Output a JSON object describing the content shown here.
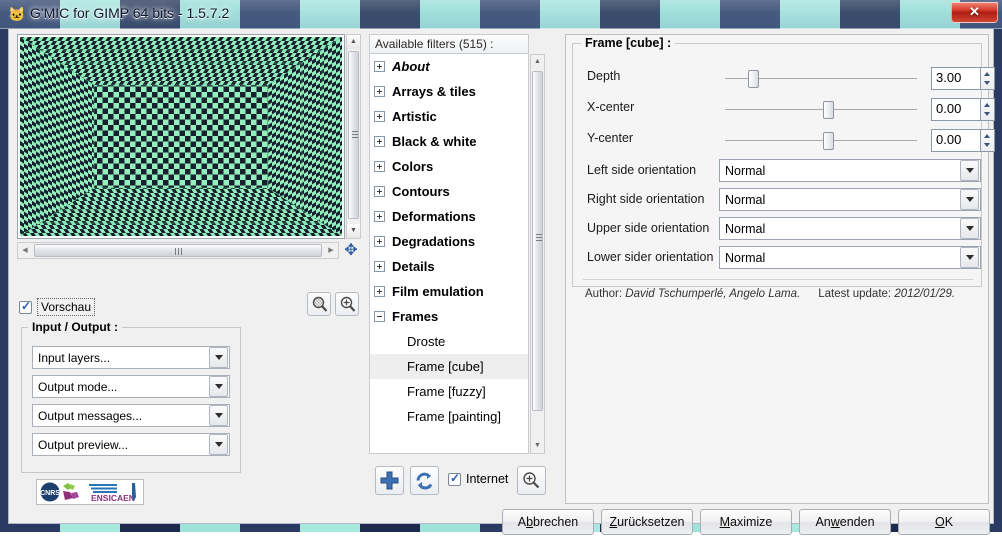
{
  "window": {
    "title": "G'MIC for GIMP 64 bits - 1.5.7.2",
    "icon": "gmic-cat-icon",
    "close_label": "✕"
  },
  "preview": {
    "checkbox_label": "Vorschau",
    "checkbox_checked": true,
    "move_icon": "move-crosshair-icon",
    "zoom_out_icon": "zoom-out-icon",
    "zoom_in_icon": "zoom-in-icon",
    "image_colors": {
      "light": "#93efbc",
      "dark": "#18202f"
    }
  },
  "io": {
    "legend": "Input / Output :",
    "combos": [
      {
        "value": "Input layers...",
        "name": "input-layers-combo"
      },
      {
        "value": "Output mode...",
        "name": "output-mode-combo"
      },
      {
        "value": "Output messages...",
        "name": "output-messages-combo"
      },
      {
        "value": "Output preview...",
        "name": "output-preview-combo"
      }
    ],
    "logo_text": "ENSICAEN"
  },
  "filters": {
    "header": "Available filters (515) :",
    "tree": [
      {
        "label": "About",
        "type": "about",
        "expanded": false
      },
      {
        "label": "Arrays & tiles",
        "type": "category",
        "expanded": false
      },
      {
        "label": "Artistic",
        "type": "category",
        "expanded": false
      },
      {
        "label": "Black & white",
        "type": "category",
        "expanded": false
      },
      {
        "label": "Colors",
        "type": "category",
        "expanded": false
      },
      {
        "label": "Contours",
        "type": "category",
        "expanded": false
      },
      {
        "label": "Deformations",
        "type": "category",
        "expanded": false
      },
      {
        "label": "Degradations",
        "type": "category",
        "expanded": false
      },
      {
        "label": "Details",
        "type": "category",
        "expanded": false
      },
      {
        "label": "Film emulation",
        "type": "category",
        "expanded": false
      },
      {
        "label": "Frames",
        "type": "category",
        "expanded": true
      },
      {
        "label": "Droste",
        "type": "leaf",
        "selected": false
      },
      {
        "label": "Frame [cube]",
        "type": "leaf",
        "selected": true
      },
      {
        "label": "Frame [fuzzy]",
        "type": "leaf",
        "selected": false
      },
      {
        "label": "Frame [painting]",
        "type": "leaf",
        "selected": false
      }
    ],
    "toolbar": {
      "add_icon": "plus-icon",
      "refresh_icon": "refresh-icon",
      "zoom_icon": "zoom-in-icon",
      "internet_label": "Internet",
      "internet_checked": true
    }
  },
  "params": {
    "legend": "Frame [cube] :",
    "sliders": [
      {
        "label": "Depth",
        "value": "3.00",
        "position_pct": 13,
        "name": "depth"
      },
      {
        "label": "X-center",
        "value": "0.00",
        "position_pct": 51,
        "name": "x-center"
      },
      {
        "label": "Y-center",
        "value": "0.00",
        "position_pct": 51,
        "name": "y-center"
      }
    ],
    "combos": [
      {
        "label": "Left side orientation",
        "value": "Normal",
        "name": "left-side-orientation"
      },
      {
        "label": "Right side orientation",
        "value": "Normal",
        "name": "right-side-orientation"
      },
      {
        "label": "Upper side orientation",
        "value": "Normal",
        "name": "upper-side-orientation"
      },
      {
        "label": "Lower sider orientation",
        "value": "Normal",
        "name": "lower-side-orientation"
      }
    ],
    "author_prefix": "Author: ",
    "author_names": "David Tschumperlé, Angelo Lama.",
    "update_prefix": "Latest update: ",
    "update_date": "2012/01/29."
  },
  "buttons": {
    "cancel": {
      "pre": "A",
      "key": "b",
      "post": "brechen"
    },
    "reset": {
      "pre": "",
      "key": "Z",
      "post": "urücksetzen"
    },
    "maximize": {
      "pre": "",
      "key": "M",
      "post": "aximize"
    },
    "apply": {
      "pre": "An",
      "key": "w",
      "post": "enden"
    },
    "ok": {
      "pre": "",
      "key": "O",
      "post": "K"
    }
  }
}
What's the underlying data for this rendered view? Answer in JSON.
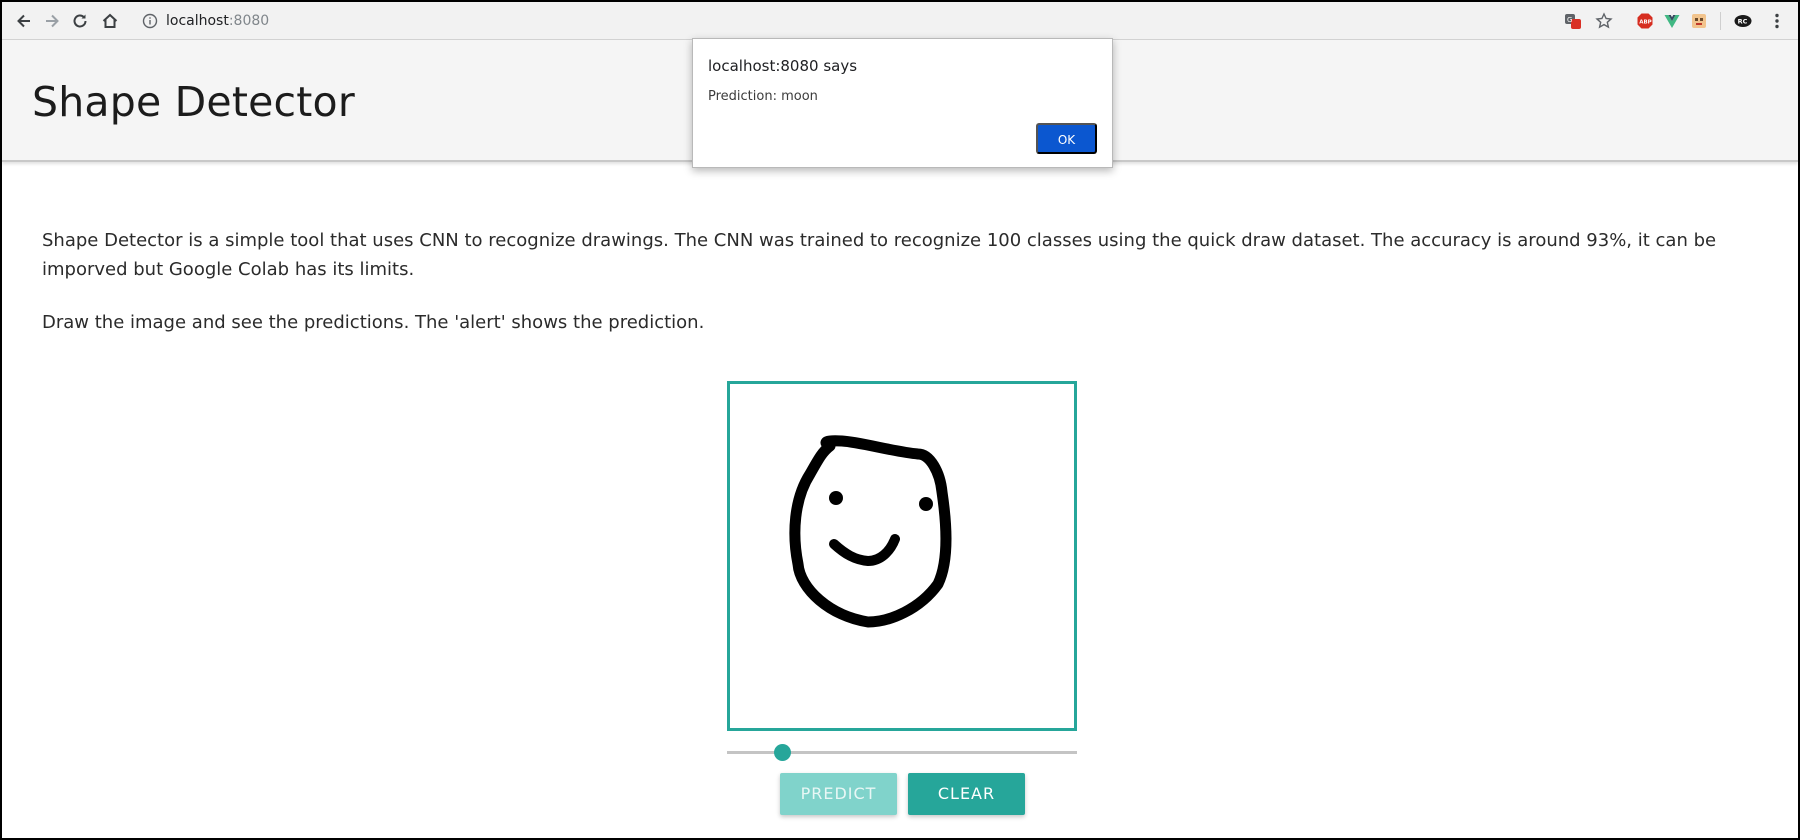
{
  "browser": {
    "url_host": "localhost",
    "url_port": ":8080",
    "icons": [
      "back-icon",
      "forward-icon",
      "reload-icon",
      "home-icon",
      "site-info-icon",
      "translate-icon",
      "bookmark-star-icon",
      "adblock-icon",
      "vue-devtools-icon",
      "extension-icon",
      "rc-extension-icon",
      "menu-icon"
    ]
  },
  "header": {
    "title": "Shape Detector"
  },
  "main": {
    "description": "Shape Detector is a simple tool that uses CNN to recognize drawings. The CNN was trained to recognize 100 classes using the quick draw dataset. The accuracy is around 93%, it can be imporved but Google Colab has its limits.",
    "instructions": "Draw the image and see the predictions. The 'alert' shows the prediction."
  },
  "controls": {
    "predict_label": "PREDICT",
    "clear_label": "CLEAR",
    "brush_level": 0.14
  },
  "alert": {
    "title": "localhost:8080 says",
    "message": "Prediction: moon",
    "ok_label": "OK"
  },
  "colors": {
    "accent": "#26a69a",
    "accent_light": "#80d3cb",
    "dialog_button": "#0b57d0"
  }
}
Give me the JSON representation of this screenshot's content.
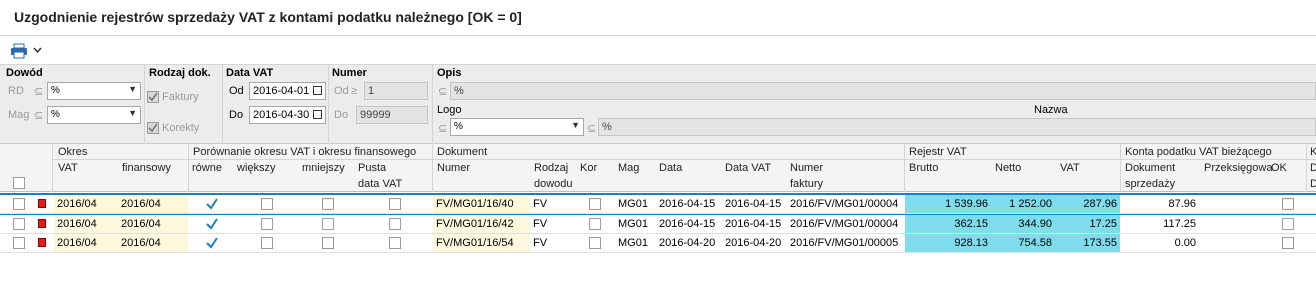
{
  "window": {
    "title": "Uzgodnienie rejestrów sprzedaży VAT z kontami podatku należnego  [OK = 0]"
  },
  "toolbar": {
    "print_icon": "printer-icon",
    "dropdown_icon": "chevron-down-icon"
  },
  "filters": {
    "dowod": {
      "label": "Dowód",
      "rd_label": "RD",
      "rd_op": "⊆",
      "rd_value": "%",
      "mag_label": "Mag",
      "mag_op": "⊆",
      "mag_value": "%"
    },
    "rodzaj": {
      "label": "Rodzaj dok.",
      "faktury": "Faktury",
      "korekty": "Korekty"
    },
    "data_vat": {
      "label": "Data VAT",
      "od_label": "Od",
      "od_value": "2016-04-01",
      "do_label": "Do",
      "do_value": "2016-04-30"
    },
    "numer": {
      "label": "Numer",
      "od_label": "Od",
      "od_op": "≥",
      "od_value": "1",
      "do_label": "Do",
      "do_value": "99999"
    },
    "opis": {
      "label": "Opis",
      "op": "⊆",
      "value": "%"
    },
    "logo": {
      "label": "Logo",
      "op": "⊆",
      "value": "%"
    },
    "nazwa": {
      "label": "Nazwa",
      "op": "⊆",
      "value": "%"
    }
  },
  "grid": {
    "groups": {
      "okres": "Okres",
      "porownanie": "Porównanie okresu VAT i okresu finansowego",
      "dokument": "Dokument",
      "rejestr": "Rejestr VAT",
      "konta": "Konta podatku VAT bieżącego",
      "extra": "K"
    },
    "cols": {
      "vat": "VAT",
      "finansowy": "finansowy",
      "rowne": "równe",
      "wieksz": "większy",
      "mniejszy": "mniejszy",
      "pusta1": "Pusta",
      "pusta2": "data VAT",
      "numer": "Numer",
      "rodzaj1": "Rodzaj",
      "rodzaj2": "dowodu",
      "kor": "Kor",
      "mag": "Mag",
      "data": "Data",
      "data_vat": "Data VAT",
      "nfak1": "Numer",
      "nfak2": "faktury",
      "brutto": "Brutto",
      "netto": "Netto",
      "vatcol": "VAT",
      "dok1": "Dokument",
      "dok2": "sprzedaży",
      "przeks": "Przeksięgowa",
      "ok": "OK",
      "d1": "D",
      "d2": "D"
    },
    "rows": [
      {
        "okres_vat": "2016/04",
        "okres_fin": "2016/04",
        "numer": "FV/MG01/16/40",
        "rodzaj": "FV",
        "mag": "MG01",
        "data": "2016-04-15",
        "data_vat": "2016-04-15",
        "nr_faktury": "2016/FV/MG01/00004",
        "brutto": "1 539.96",
        "netto": "1 252.00",
        "vat": "287.96",
        "dok_sprzedazy": "87.96"
      },
      {
        "okres_vat": "2016/04",
        "okres_fin": "2016/04",
        "numer": "FV/MG01/16/42",
        "rodzaj": "FV",
        "mag": "MG01",
        "data": "2016-04-15",
        "data_vat": "2016-04-15",
        "nr_faktury": "2016/FV/MG01/00004",
        "brutto": "362.15",
        "netto": "344.90",
        "vat": "17.25",
        "dok_sprzedazy": "117.25"
      },
      {
        "okres_vat": "2016/04",
        "okres_fin": "2016/04",
        "numer": "FV/MG01/16/54",
        "rodzaj": "FV",
        "mag": "MG01",
        "data": "2016-04-20",
        "data_vat": "2016-04-20",
        "nr_faktury": "2016/FV/MG01/00005",
        "brutto": "928.13",
        "netto": "754.58",
        "vat": "173.55",
        "dok_sprzedazy": "0.00"
      }
    ]
  },
  "colors": {
    "accent": "#1e7fc0",
    "yellow_cell": "#fcf8de",
    "cyan_cell": "#7fdcec",
    "flag": "#e01b1b"
  }
}
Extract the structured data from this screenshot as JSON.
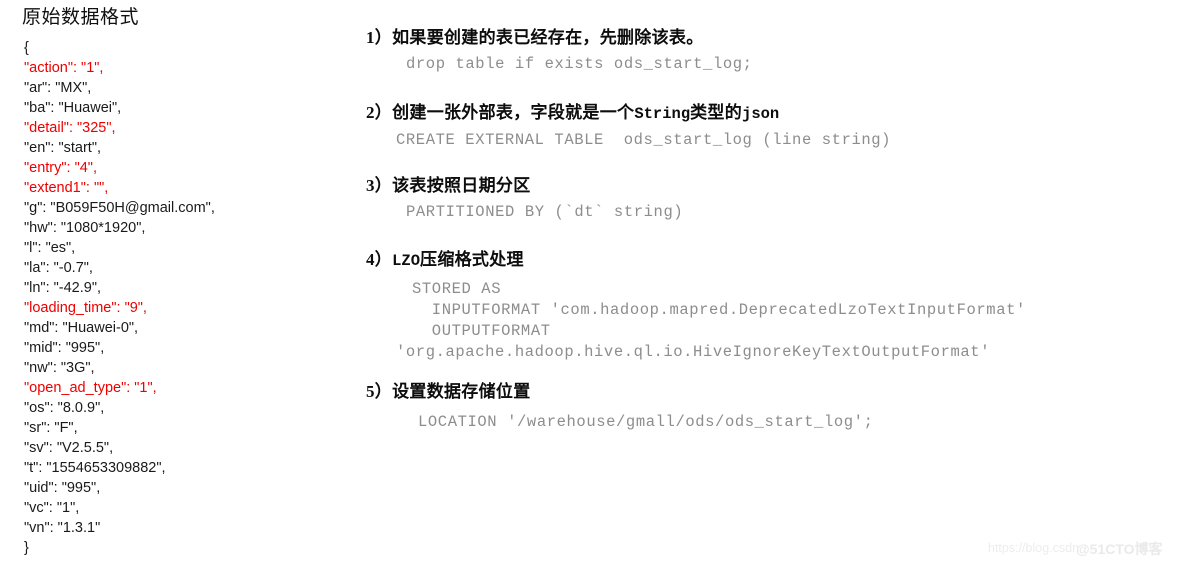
{
  "left": {
    "title": "原始数据格式",
    "json_lines": [
      {
        "text": "{",
        "highlight": false
      },
      {
        "text": "\"action\": \"1\",",
        "highlight": true
      },
      {
        "text": "\"ar\": \"MX\",",
        "highlight": false
      },
      {
        "text": "\"ba\": \"Huawei\",",
        "highlight": false
      },
      {
        "text": "\"detail\": \"325\",",
        "highlight": true
      },
      {
        "text": "\"en\": \"start\",",
        "highlight": false
      },
      {
        "text": "\"entry\": \"4\",",
        "highlight": true
      },
      {
        "text": "\"extend1\": \"\",",
        "highlight": true
      },
      {
        "text": "\"g\": \"B059F50H@gmail.com\",",
        "highlight": false
      },
      {
        "text": "\"hw\": \"1080*1920\",",
        "highlight": false
      },
      {
        "text": "\"l\": \"es\",",
        "highlight": false
      },
      {
        "text": "\"la\": \"-0.7\",",
        "highlight": false
      },
      {
        "text": "\"ln\": \"-42.9\",",
        "highlight": false
      },
      {
        "text": "\"loading_time\": \"9\",",
        "highlight": true
      },
      {
        "text": "\"md\": \"Huawei-0\",",
        "highlight": false
      },
      {
        "text": "\"mid\": \"995\",",
        "highlight": false
      },
      {
        "text": "\"nw\": \"3G\",",
        "highlight": false
      },
      {
        "text": "\"open_ad_type\": \"1\",",
        "highlight": true
      },
      {
        "text": "\"os\": \"8.0.9\",",
        "highlight": false
      },
      {
        "text": "\"sr\": \"F\",",
        "highlight": false
      },
      {
        "text": "\"sv\": \"V2.5.5\",",
        "highlight": false
      },
      {
        "text": "\"t\": \"1554653309882\",",
        "highlight": false
      },
      {
        "text": "\"uid\": \"995\",",
        "highlight": false
      },
      {
        "text": "\"vc\": \"1\",",
        "highlight": false
      },
      {
        "text": "\"vn\": \"1.3.1\"",
        "highlight": false
      },
      {
        "text": "}",
        "highlight": false
      }
    ]
  },
  "right": {
    "step1": {
      "heading": "1）如果要创建的表已经存在，先删除该表。",
      "code": "drop table if exists ods_start_log;"
    },
    "step2": {
      "heading_pre": "2）创建一张外部表，字段就是一个",
      "heading_mono1": "String",
      "heading_mid": "类型的",
      "heading_mono2": "json",
      "code": "CREATE EXTERNAL TABLE  ods_start_log (line string)"
    },
    "step3": {
      "heading": "3）该表按照日期分区",
      "code": "PARTITIONED BY (`dt` string)"
    },
    "step4": {
      "heading_num": "4）",
      "heading_mono": "LZO",
      "heading_rest": "压缩格式处理",
      "code_line1": "STORED AS",
      "code_line2": "  INPUTFORMAT 'com.hadoop.mapred.DeprecatedLzoTextInputFormat'",
      "code_line3": "  OUTPUTFORMAT",
      "code_line4": "'org.apache.hadoop.hive.ql.io.HiveIgnoreKeyTextOutputFormat'"
    },
    "step5": {
      "heading": "5）设置数据存储位置",
      "code": "LOCATION '/warehouse/gmall/ods/ods_start_log';"
    }
  },
  "watermark": {
    "url": "https://blog.csdn",
    "brand": "@51CTO博客"
  },
  "colors": {
    "highlight_red": "#ee0000",
    "body_text": "#1a1a1a",
    "code_gray": "#8d8d8d",
    "watermark_gray": "#ededed",
    "background": "#ffffff"
  }
}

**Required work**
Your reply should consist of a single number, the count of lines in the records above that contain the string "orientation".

**Reply**
8